Improved self-care. Doctors who engage in other interests and activities outside the medical profession find it easier to prioritize their mental and physical well-being. They have a better work-life balance, improved relationships, and a better sense of self. This improved self-care helps doctors prevent burnout, improve their sleep quality and reduce stress.
Improved communication with patients. Developing other skills, like photography or playing music, has been found to help doctors enhance communication and build relationships with their patients. This is because hobbies enable doctors to view patients as more than just their medical conditions. Additionally, doctors with an artistic or creative hobby have been found to have more empathy, which comes with connecting with patients, which is essential in building trust.
Find satisfaction outside the medical profession. Developing other skills and interests outside medicine allows doctors to find fulfillment in other areas of life. Some find creative or artistic ventures, such as writing, painting, or playing music, to be a satisfying way to express themselves. Others may enjoy outdoor activities, such as hiking or skiing, which allows them to connect with nature. Whatever the interests outside medicine, they provide opportunities for self-discovery and personal growth.
Renewed passion for medicine. Engaging in other interests can reignite the passion for medicine. Medical professionals who are tired of the repetitive nature of their work or frustrated with the health care system can find novelty in other interests, which can rekindle their interest in the medical profession. Hobbies also promote creativity, which can be beneficial in finding new solutions to health care problems. I found this to be particularly true in my life. When I nurtured my interest outside clinical medicine, I renewed my interest in practicing medicine.
Promotion of teamwork and collaboration. Doctors are part of a larger team that includes nurses, physicians, and other medical professionals. By learning from others’ skills and interests, doctors can contribute to team-building, effective collaboration, and the sharing of knowledge. These skills and abilities can be leveraged to enhance their decision-making roles and broaden their approach to solving health care problems.
Increased resilience. Engaging in other skills and interests outside medicine has built resilience among doctors. Resilience is the ability to adapt and cope with challenges and difficult situations. Developing and maintaining other interests can help doctors work and excel in high-stress situations, which are frequently present in the medical profession.
Burnout is a significant problem for medical professionals, affecting the provision of health care services. The medical profession can be overwhelming and stressful, which can cause burnout and the feeling of being stuck in their careers.
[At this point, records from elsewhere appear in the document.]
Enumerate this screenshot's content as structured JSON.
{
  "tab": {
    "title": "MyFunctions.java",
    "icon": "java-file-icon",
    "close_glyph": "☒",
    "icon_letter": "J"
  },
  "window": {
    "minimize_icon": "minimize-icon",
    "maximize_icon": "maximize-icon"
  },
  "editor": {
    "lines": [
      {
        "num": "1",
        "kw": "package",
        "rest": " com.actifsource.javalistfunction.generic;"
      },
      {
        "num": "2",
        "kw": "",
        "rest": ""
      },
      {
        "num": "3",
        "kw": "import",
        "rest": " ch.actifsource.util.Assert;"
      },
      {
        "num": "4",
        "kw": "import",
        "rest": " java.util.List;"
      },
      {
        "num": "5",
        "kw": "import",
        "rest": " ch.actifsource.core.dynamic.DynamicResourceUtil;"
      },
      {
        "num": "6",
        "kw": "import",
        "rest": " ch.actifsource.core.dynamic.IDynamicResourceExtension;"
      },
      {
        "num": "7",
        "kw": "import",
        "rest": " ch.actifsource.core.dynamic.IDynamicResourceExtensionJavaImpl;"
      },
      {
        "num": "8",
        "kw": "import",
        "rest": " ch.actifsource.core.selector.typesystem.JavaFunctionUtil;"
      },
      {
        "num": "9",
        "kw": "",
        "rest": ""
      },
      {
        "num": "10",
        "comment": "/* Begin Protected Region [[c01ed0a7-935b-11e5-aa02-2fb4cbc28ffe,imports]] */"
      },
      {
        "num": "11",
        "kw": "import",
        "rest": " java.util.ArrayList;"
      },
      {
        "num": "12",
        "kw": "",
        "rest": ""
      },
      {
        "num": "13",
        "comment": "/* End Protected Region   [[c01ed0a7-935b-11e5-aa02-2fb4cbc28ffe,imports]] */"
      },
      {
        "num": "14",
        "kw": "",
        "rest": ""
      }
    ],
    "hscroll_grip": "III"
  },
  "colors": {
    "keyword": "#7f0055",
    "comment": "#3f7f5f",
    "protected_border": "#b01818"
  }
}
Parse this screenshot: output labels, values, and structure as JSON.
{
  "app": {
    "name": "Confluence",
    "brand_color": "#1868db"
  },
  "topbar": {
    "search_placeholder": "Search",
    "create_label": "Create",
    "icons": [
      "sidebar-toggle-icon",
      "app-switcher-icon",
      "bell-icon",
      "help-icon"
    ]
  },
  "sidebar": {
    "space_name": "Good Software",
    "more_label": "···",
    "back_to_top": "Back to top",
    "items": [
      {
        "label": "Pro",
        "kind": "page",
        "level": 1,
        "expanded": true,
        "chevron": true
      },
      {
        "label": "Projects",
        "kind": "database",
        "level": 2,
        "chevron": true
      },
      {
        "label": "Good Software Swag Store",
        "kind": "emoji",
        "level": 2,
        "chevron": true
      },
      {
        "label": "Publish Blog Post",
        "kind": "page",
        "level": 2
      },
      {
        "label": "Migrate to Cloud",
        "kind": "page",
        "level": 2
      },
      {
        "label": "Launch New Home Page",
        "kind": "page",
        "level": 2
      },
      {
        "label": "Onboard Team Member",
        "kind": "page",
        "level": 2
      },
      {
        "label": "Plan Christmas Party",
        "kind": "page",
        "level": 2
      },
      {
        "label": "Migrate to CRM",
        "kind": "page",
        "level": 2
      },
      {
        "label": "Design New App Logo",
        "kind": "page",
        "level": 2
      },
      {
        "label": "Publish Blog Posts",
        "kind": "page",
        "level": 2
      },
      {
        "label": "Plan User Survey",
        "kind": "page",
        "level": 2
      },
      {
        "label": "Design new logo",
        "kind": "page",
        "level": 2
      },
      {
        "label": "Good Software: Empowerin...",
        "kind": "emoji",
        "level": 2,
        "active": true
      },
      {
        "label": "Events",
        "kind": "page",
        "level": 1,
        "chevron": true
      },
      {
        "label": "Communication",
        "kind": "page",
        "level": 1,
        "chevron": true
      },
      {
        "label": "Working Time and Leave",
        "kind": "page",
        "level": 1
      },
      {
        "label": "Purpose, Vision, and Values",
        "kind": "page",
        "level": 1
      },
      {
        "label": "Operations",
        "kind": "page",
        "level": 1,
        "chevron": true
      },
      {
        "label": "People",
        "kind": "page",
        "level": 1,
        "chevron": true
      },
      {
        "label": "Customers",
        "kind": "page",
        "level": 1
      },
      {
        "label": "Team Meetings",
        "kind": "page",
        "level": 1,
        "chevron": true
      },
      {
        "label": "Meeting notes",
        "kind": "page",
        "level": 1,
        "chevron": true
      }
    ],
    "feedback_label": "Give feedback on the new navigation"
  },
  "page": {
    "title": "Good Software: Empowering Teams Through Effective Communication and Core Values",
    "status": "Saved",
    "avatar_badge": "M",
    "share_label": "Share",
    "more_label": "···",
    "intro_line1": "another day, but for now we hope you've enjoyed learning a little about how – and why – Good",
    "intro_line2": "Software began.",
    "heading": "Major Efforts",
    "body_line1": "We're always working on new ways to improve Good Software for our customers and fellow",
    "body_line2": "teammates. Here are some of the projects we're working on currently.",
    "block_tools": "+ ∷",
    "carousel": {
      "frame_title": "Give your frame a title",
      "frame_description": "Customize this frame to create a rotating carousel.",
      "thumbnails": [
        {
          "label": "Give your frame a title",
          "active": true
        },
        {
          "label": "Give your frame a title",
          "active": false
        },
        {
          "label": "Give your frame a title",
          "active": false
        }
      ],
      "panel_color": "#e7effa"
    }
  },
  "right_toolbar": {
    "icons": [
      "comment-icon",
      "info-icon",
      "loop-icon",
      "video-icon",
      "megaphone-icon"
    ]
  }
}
Developing other skills and interests outside medicine can be a valuable strategy to combat burnout and improve doctors’ well-being. Doctors who engage in other interests have improved self-care and enhanced communication in their relationships. Therefore, it is essential not to put all your eggs, whether interest or income streams, in one basket. Developing other interests can help doctors find satisfaction, reignite their passion for medicine, promote teamwork and collaboration, and increase resilience. Ultimately, engaging in interests outside medicine can benefit physicians and the health care system as a whole.
Tomi Mitchell, a family physician and founder of Dr. Tomi Mitchell Holistic Wellness Strategies, is not only a distinguished international keynote speaker but also a passionate advocate for mental health and physician’s well-being, hosting her podcast, The Mental Health & Wellness Show. With over a decade of experience in presenting, public speaking, and training, she excels in creating meaningful connections with her audience. Connect with her on Facebook, Instagram, and LinkedIn and book a discovery call.